Requirement>
Provide only the number of lines in the data below that contain the word "cart".

Material for this task>
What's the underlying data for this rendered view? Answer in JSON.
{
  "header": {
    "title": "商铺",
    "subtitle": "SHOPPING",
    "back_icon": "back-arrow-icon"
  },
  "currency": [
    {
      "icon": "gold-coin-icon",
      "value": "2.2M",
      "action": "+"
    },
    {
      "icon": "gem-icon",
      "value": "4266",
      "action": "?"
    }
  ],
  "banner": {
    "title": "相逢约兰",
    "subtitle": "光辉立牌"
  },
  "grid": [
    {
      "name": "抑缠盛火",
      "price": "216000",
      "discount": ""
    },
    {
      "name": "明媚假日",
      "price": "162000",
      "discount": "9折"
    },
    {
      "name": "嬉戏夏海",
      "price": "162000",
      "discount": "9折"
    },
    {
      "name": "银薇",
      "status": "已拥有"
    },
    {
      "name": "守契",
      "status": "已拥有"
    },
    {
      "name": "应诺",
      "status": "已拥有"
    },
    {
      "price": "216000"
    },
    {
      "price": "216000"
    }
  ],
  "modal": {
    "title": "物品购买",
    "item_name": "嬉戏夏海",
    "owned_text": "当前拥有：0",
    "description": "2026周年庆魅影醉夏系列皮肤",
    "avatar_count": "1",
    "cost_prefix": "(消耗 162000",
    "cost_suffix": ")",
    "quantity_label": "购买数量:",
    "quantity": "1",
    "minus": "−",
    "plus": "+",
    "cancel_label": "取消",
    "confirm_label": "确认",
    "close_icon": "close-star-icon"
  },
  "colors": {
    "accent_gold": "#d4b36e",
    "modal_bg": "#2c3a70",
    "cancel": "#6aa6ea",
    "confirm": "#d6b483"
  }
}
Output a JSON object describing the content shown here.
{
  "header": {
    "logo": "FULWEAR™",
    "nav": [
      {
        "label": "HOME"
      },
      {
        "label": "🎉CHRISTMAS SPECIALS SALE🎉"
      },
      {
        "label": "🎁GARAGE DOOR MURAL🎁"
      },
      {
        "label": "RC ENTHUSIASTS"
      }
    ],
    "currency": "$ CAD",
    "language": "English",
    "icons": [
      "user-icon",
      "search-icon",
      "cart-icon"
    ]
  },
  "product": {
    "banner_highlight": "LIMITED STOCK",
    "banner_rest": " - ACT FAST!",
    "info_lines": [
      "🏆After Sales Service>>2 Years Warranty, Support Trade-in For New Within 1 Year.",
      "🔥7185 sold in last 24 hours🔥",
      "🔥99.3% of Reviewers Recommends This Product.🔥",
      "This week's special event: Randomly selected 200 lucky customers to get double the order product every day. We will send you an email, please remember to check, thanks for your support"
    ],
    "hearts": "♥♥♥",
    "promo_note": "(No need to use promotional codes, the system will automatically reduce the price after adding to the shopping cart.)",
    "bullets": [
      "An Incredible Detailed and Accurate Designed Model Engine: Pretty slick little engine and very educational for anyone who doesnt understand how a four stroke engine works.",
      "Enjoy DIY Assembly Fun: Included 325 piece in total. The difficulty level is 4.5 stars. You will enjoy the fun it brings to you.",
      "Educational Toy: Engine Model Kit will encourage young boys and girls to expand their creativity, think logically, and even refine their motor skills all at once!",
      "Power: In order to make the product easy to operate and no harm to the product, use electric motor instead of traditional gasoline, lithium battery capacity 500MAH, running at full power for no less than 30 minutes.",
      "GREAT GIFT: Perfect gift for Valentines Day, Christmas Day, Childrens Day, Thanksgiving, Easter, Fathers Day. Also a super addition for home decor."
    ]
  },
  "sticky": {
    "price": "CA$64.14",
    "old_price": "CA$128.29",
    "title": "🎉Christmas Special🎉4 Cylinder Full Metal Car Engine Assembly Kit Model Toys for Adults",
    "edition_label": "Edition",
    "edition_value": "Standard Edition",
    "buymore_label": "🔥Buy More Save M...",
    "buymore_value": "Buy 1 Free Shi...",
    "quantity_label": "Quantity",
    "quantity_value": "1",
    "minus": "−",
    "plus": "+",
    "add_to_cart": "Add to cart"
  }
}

Written reply>
3